Edgar Allan Poe’s macabre stories and poems of terror and mystery have long resonated with artists and he has come to be one of the most widely illustrated authors in the world. This exhibition will examine this phenomenon by looking at the work of more than two dozen artists, including Poe’s earliest illustrator, F.O.C. Darley, who was chosen for the task by the author himself. After Poe’s death in 1849, his stories and poems attracted an international cast of artists who will be well-represented in this exhibition. Important artist-interpreters to be featured include Édouard Manet, Gustave Doré, Paul Gauguin, James Ensor, Aubrey Beardsley, Arthur Rackham, Harry Clarke, Barry Moser, and Robert Motherwell. The exhibition will consist of original paintings, drawings, prints, and first-edition books, and will be accompanied by an illustrated brochure.
This exhibition is supported by The Davenport Family Foundation Fund for Exhibitions. For a list of special programs related to the exhibition, please click here.
READING PUBLIC MUSEUM
500 MUSEUM ROAD
Animals in Art
September 29, 2012 - January 13, 2013
Drawn from The Museum's impressive collection of works on paper, this exhibition examines etchings, engravings, lithographs and watercolors that depict animals. In some works, animals are seen in their natural habitat; in others, they appear as scientific specimens with an eye toward accuracy. Animals also figure prominently in the context of narratives and allegories. Nearly thirty works from the renaissance through contemporary times will be featured. Mammals, birds, insects and other creatures both domestic and wild will be included.
ALLENTOWN ART MUSEUM
• 31 N. Fifth Street • Allentown, PA 18101
(610) 432.4333 •
Franz Kline; Coal and Steel
Delaware Art Museum
800 S. Madison St Wilmington, DE 19801 (302) 571-9590www.delart.org
September 1, 2012 – January 6, 2013
This eleven-artist Outlooks exhibition features over 50 still-life paintings diverse in color and texture. The artists’ proportions and perspectives vary widely, and the still-life shapes range from densely clustered to sparsely arranged. Paul DuSold is the guest curator for this exhibition, which is part of the Museum’s Outlooks Exhibition Series.

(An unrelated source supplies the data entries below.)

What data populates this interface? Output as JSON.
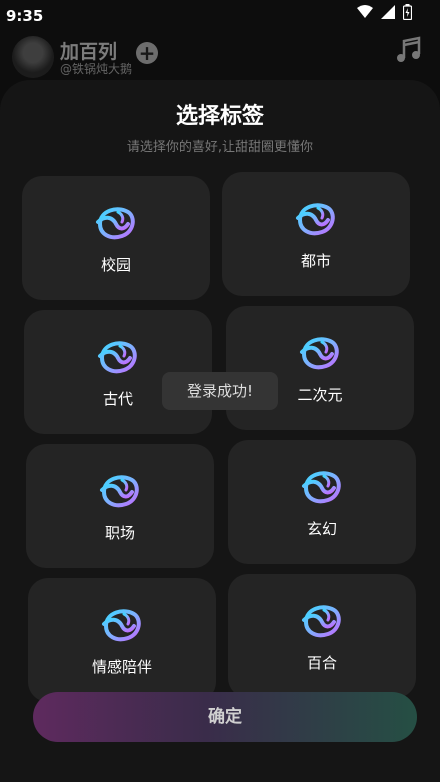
{
  "status": {
    "time": "9:35"
  },
  "header": {
    "name": "加百列",
    "handle": "@铁锅炖大鹅"
  },
  "sheet": {
    "title": "选择标签",
    "subtitle": "请选择你的喜好,让甜甜圈更懂你"
  },
  "tags": [
    {
      "label": "校园",
      "icon": "donut-logo-icon"
    },
    {
      "label": "都市",
      "icon": "donut-logo-icon"
    },
    {
      "label": "古代",
      "icon": "donut-logo-icon"
    },
    {
      "label": "二次元",
      "icon": "donut-logo-icon"
    },
    {
      "label": "职场",
      "icon": "donut-logo-icon"
    },
    {
      "label": "玄幻",
      "icon": "donut-logo-icon"
    },
    {
      "label": "情感陪伴",
      "icon": "donut-logo-icon"
    },
    {
      "label": "百合",
      "icon": "donut-logo-icon"
    }
  ],
  "toast": "登录成功!",
  "confirm_label": "确定",
  "colors": {
    "background": "#0d0d0d",
    "card": "#242424",
    "gradient_start": "#5e2a5e",
    "gradient_end": "#254f44"
  }
}
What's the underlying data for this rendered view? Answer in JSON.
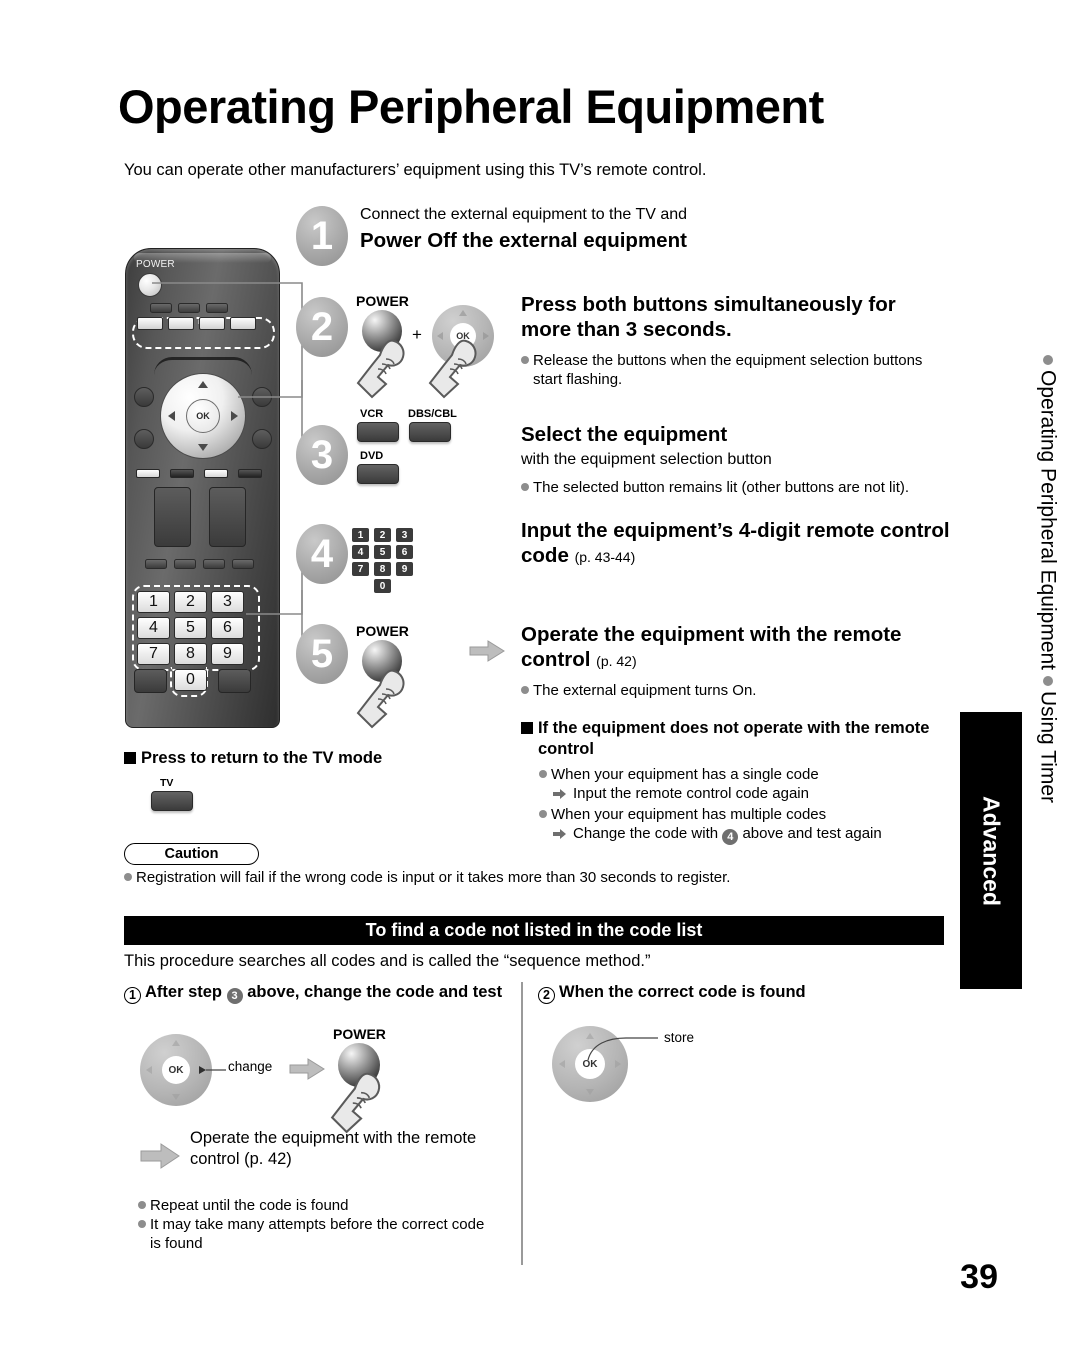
{
  "page": {
    "title": "Operating Peripheral Equipment",
    "intro": "You can operate other manufacturers’ equipment using this TV’s remote control.",
    "number": "39"
  },
  "side_tab": {
    "line1": "Operating Peripheral Equipment",
    "line2": "Using Timer",
    "category": "Advanced"
  },
  "remote": {
    "power_label": "POWER",
    "equipment_buttons": [
      "TV",
      "VCR",
      "DBS/CBL",
      "DVD"
    ],
    "ok_label": "OK",
    "keys": [
      "1",
      "2",
      "3",
      "4",
      "5",
      "6",
      "7",
      "8",
      "9",
      "0"
    ]
  },
  "steps": [
    {
      "num": "1",
      "lead": "Connect the external equipment to the TV and",
      "heading": "Power Off the external equipment",
      "bullets": []
    },
    {
      "num": "2",
      "power_label": "POWER",
      "plus": "+",
      "ok_label": "OK",
      "heading": "Press both buttons simultaneously for more than 3 seconds.",
      "bullets": [
        "Release the buttons when the equipment selection buttons start flashing."
      ]
    },
    {
      "num": "3",
      "buttons": [
        "VCR",
        "DBS/CBL",
        "DVD"
      ],
      "heading": "Select the equipment",
      "sub": "with the equipment selection button",
      "bullets": [
        "The selected button remains lit (other buttons are not lit)."
      ]
    },
    {
      "num": "4",
      "keys": [
        "1",
        "2",
        "3",
        "4",
        "5",
        "6",
        "7",
        "8",
        "9",
        "0"
      ],
      "heading": "Input the equipment’s 4-digit remote control code",
      "heading_ref": "(p. 43-44)",
      "bullets": []
    },
    {
      "num": "5",
      "power_label": "POWER",
      "heading": "Operate the equipment with the remote control",
      "heading_ref": "(p. 42)",
      "bullets": [
        "The external equipment turns On."
      ]
    }
  ],
  "trouble": {
    "heading": "If the equipment does not operate with the remote control",
    "items": [
      {
        "bullet": "When your equipment has a single code",
        "arrow": "Input the remote control code again"
      },
      {
        "bullet": "When your equipment has multiple codes",
        "arrow_pre": "Change the code with",
        "arrow_num": "4",
        "arrow_post": "above and test again"
      }
    ]
  },
  "return_tv": {
    "heading": "Press to return to the TV mode",
    "button_label": "TV"
  },
  "caution": {
    "label": "Caution",
    "text": "Registration will fail if the wrong code is input or it takes more than 30 seconds to register."
  },
  "code_search": {
    "bar_title": "To find a code not listed in the code list",
    "intro": "This procedure searches all codes and is called the “sequence method.”",
    "left": {
      "num": "1",
      "heading_pre": "After step",
      "heading_step": "3",
      "heading_post": "above, change the code and test",
      "ok_label": "OK",
      "change_label": "change",
      "power_label": "POWER",
      "result": "Operate the equipment with the remote control (p. 42)",
      "notes": [
        "Repeat until the code is found",
        "It may take many attempts before the correct code is found"
      ]
    },
    "right": {
      "num": "2",
      "heading": "When the correct code is found",
      "ok_label": "OK",
      "store_label": "store"
    }
  }
}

October 6, 2012 – January 6, 2013
After studying with Howard Pyle, Katharine Richardson Wireman (1878 – 1966) began her career in 1900 as an illustrator of articles and stories for adults and children, advertisements, fashion features and magazine covers. Especially known for over sixty covers for several popular magazines, Wireman ably adapted her versatile style to a variety of subjects through the mid-twentieth century.
October 20, 2012 – January 13, 2013
In November 2011, the Delaware Art Museum began celebrating 100 years of supporting the visual arts in its community through its collection, exhibitions, and programs. To commemorate the Museum’s past annual exhibitions of painting and crafts—combined to form the Biennial in 1989—a juried Centennial will be on view from October 2012 through January 2013. The exhibition will feature a variety of media—drawing, painting, sculpture, photography, video, and installation—and include artists living either within the State of Delaware or within 100 miles of the Museum.
Winterthur, DE 19735 (800)448-3883